- [ACTIVITY]: Among the lines of the material, copy those that hold the string "Aktionen".

Start of SUPPLIED DATA

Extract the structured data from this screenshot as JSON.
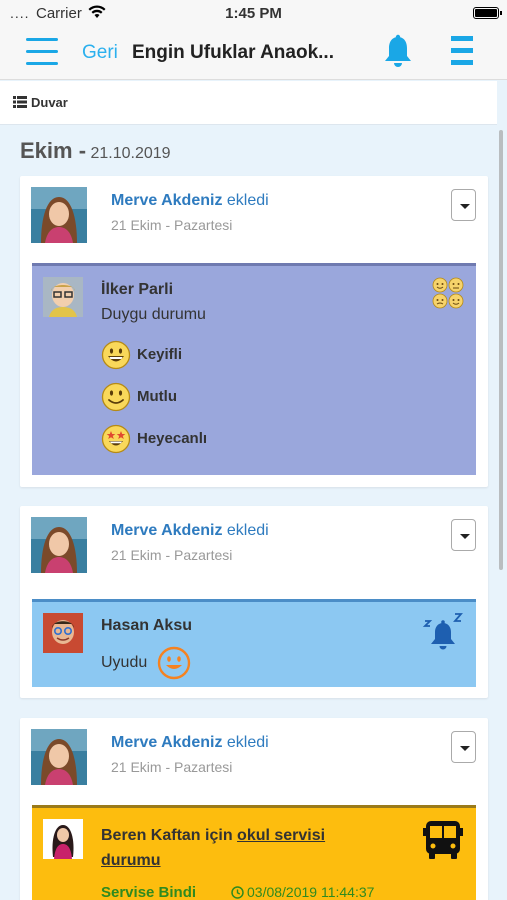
{
  "status_bar": {
    "signal": "....",
    "carrier": "Carrier",
    "time": "1:45 PM"
  },
  "nav": {
    "back_label": "Geri",
    "title": "Engin Ufuklar Anaok..."
  },
  "breadcrumb": {
    "label": "Duvar"
  },
  "section": {
    "month": "Ekim -",
    "date": "21.10.2019"
  },
  "colors": {
    "accent": "#1aa7e6",
    "author": "#2e7bbf",
    "mood_panel": "#9aa7dc",
    "sleep_panel": "#8cc8f2",
    "bus_panel": "#fdbd0e",
    "status_green": "#2f8a1f"
  },
  "posts": [
    {
      "author": "Merve Akdeniz",
      "action": "ekledi",
      "date": "21 Ekim - Pazartesi",
      "panel": {
        "type": "mood",
        "kid": "İlker Parli",
        "subtitle": "Duygu durumu",
        "moods": [
          {
            "label": "Keyifli",
            "icon": "grin-face-icon"
          },
          {
            "label": "Mutlu",
            "icon": "smile-face-icon"
          },
          {
            "label": "Heyecanlı",
            "icon": "star-eyes-face-icon"
          }
        ]
      }
    },
    {
      "author": "Merve Akdeniz",
      "action": "ekledi",
      "date": "21 Ekim - Pazartesi",
      "panel": {
        "type": "sleep",
        "kid": "Hasan Aksu",
        "label": "Uyudu",
        "icon": "sleep-bell-icon"
      }
    },
    {
      "author": "Merve Akdeniz",
      "action": "ekledi",
      "date": "21 Ekim - Pazartesi",
      "panel": {
        "type": "bus",
        "kid_prefix": "Beren Kaftan için",
        "link": "okul servisi durumu",
        "status": "Servise Bindi",
        "timestamp": "03/08/2019 11:44:37",
        "icon": "bus-icon"
      }
    }
  ]
}
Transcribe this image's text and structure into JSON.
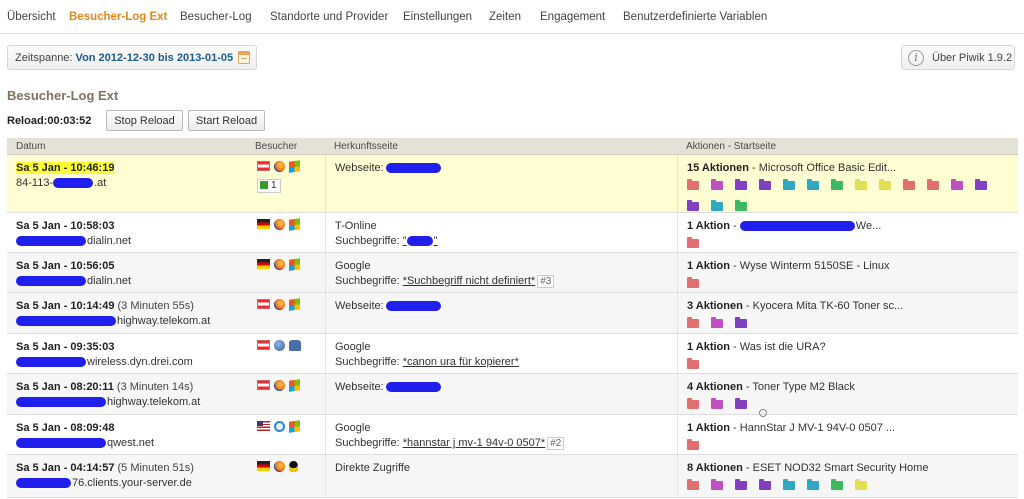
{
  "nav": {
    "tabs": [
      {
        "label": "Übersicht"
      },
      {
        "label": "Besucher-Log Ext"
      },
      {
        "label": "Besucher-Log"
      },
      {
        "label": "Standorte und Provider"
      },
      {
        "label": "Einstellungen"
      },
      {
        "label": "Zeiten"
      },
      {
        "label": "Engagement"
      },
      {
        "label": "Benutzerdefinierte Variablen"
      }
    ],
    "active_tab": "Besucher-Log Ext"
  },
  "period": {
    "label": "Zeitspanne:",
    "value": "Von 2012-12-30 bis 2013-01-05",
    "icon": "calendar-icon"
  },
  "about": {
    "label": "Über Piwik 1.9.2",
    "icon": "info-icon"
  },
  "title": "Besucher-Log Ext",
  "reload": {
    "label": "Reload:",
    "timer": "00:03:52",
    "stop_label": "Stop Reload",
    "start_label": "Start Reload"
  },
  "table": {
    "columns": [
      "Datum",
      "Besucher",
      "Herkunftsseite",
      "Aktionen - Startseite"
    ],
    "rows": [
      {
        "date": "Sa 5 Jan - 10:46:19",
        "duration": "",
        "host": "84-113-",
        "host_suffix": ".at",
        "icons": [
          "flag-at",
          "firefox-icon",
          "windows-icon"
        ],
        "goal": "1",
        "ref_type": "Webseite:",
        "ref_detail": "",
        "keyword": "",
        "pos": "",
        "actions": "15 Aktionen",
        "action_title": "Microsoft Office Basic Edit...",
        "folders": [
          "#e07070",
          "#c050c0",
          "#8040c0",
          "#8040c0",
          "#30a8c0",
          "#30a8c0",
          "#40b860",
          "#e0e050",
          "#e0e050",
          "#e07070",
          "#e07070",
          "#c050c0",
          "#8040c0",
          "#8040c0",
          "#30a8c0",
          "#40b860"
        ],
        "magnifier": false
      },
      {
        "date": "Sa 5 Jan - 10:58:03",
        "duration": "",
        "host": "",
        "host_suffix": "dialin.net",
        "icons": [
          "flag-de",
          "firefox-icon",
          "windows-icon"
        ],
        "goal": "",
        "ref_type": "T-Online",
        "ref_detail": "Suchbegriffe:",
        "keyword": "",
        "pos": "",
        "actions": "1 Aktion",
        "action_title": "We...",
        "folders": [
          "#e07070"
        ],
        "magnifier": false
      },
      {
        "date": "Sa 5 Jan - 10:56:05",
        "duration": "",
        "host": "",
        "host_suffix": "dialin.net",
        "icons": [
          "flag-de",
          "firefox-icon",
          "windows-icon"
        ],
        "goal": "",
        "ref_type": "Google",
        "ref_detail": "Suchbegriffe:",
        "keyword": "*Suchbegriff nicht definiert*",
        "pos": "3",
        "actions": "1 Aktion",
        "action_title": "Wyse Winterm 5150SE - Linux",
        "folders": [
          "#e07070"
        ],
        "magnifier": false
      },
      {
        "date": "Sa 5 Jan - 10:14:49",
        "duration": "(3 Minuten 55s)",
        "host": "",
        "host_suffix": "highway.telekom.at",
        "icons": [
          "flag-at",
          "firefox-icon",
          "windows-icon"
        ],
        "goal": "",
        "ref_type": "Webseite:",
        "ref_detail": "",
        "keyword": "",
        "pos": "",
        "actions": "3 Aktionen",
        "action_title": "Kyocera Mita TK-60 Toner sc...",
        "folders": [
          "#e07070",
          "#c050c0",
          "#8040c0"
        ],
        "magnifier": false
      },
      {
        "date": "Sa 5 Jan - 09:35:03",
        "duration": "",
        "host": "",
        "host_suffix": "wireless.dyn.drei.com",
        "icons": [
          "flag-at",
          "globe-icon",
          "android-icon"
        ],
        "goal": "",
        "ref_type": "Google",
        "ref_detail": "Suchbegriffe:",
        "keyword": "*canon ura für kopierer*",
        "pos": "",
        "actions": "1 Aktion",
        "action_title": "Was ist die URA?",
        "folders": [
          "#e07070"
        ],
        "magnifier": false
      },
      {
        "date": "Sa 5 Jan - 08:20:11",
        "duration": "(3 Minuten 14s)",
        "host": "",
        "host_suffix": "highway.telekom.at",
        "icons": [
          "flag-at",
          "firefox-icon",
          "windows-icon"
        ],
        "goal": "",
        "ref_type": "Webseite:",
        "ref_detail": "",
        "keyword": "",
        "pos": "",
        "actions": "4 Aktionen",
        "action_title": "Toner Type M2 Black",
        "folders": [
          "#e07070",
          "#c050c0",
          "#8040c0"
        ],
        "magnifier": true
      },
      {
        "date": "Sa 5 Jan - 08:09:48",
        "duration": "",
        "host": "",
        "host_suffix": "qwest.net",
        "icons": [
          "flag-us",
          "ie-icon",
          "windows-icon"
        ],
        "goal": "",
        "ref_type": "Google",
        "ref_detail": "Suchbegriffe:",
        "keyword": "*hannstar j mv-1 94v-0 0507*",
        "pos": "2",
        "actions": "1 Aktion",
        "action_title": "HannStar J MV-1 94V-0 0507 ...",
        "folders": [
          "#e07070"
        ],
        "magnifier": false
      },
      {
        "date": "Sa 5 Jan - 04:14:57",
        "duration": "(5 Minuten 51s)",
        "host": "",
        "host_suffix": "76.clients.your-server.de",
        "icons": [
          "flag-de",
          "firefox-icon",
          "linux-icon"
        ],
        "goal": "",
        "ref_type": "Direkte Zugriffe",
        "ref_detail": "",
        "keyword": "",
        "pos": "",
        "actions": "8 Aktionen",
        "action_title": "ESET NOD32 Smart Security Home",
        "folders": [
          "#e07070",
          "#c050c0",
          "#8040c0",
          "#8040c0",
          "#30a8c0",
          "#30a8c0",
          "#40b860",
          "#e0e050"
        ],
        "magnifier": false
      }
    ]
  }
}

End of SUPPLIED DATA

- [REPLY]:
      "Aktionen - Startseite"
        "actions": "15 Aktionen",
        "actions": "3 Aktionen",
        "actions": "4 Aktionen",
        "actions": "8 Aktionen",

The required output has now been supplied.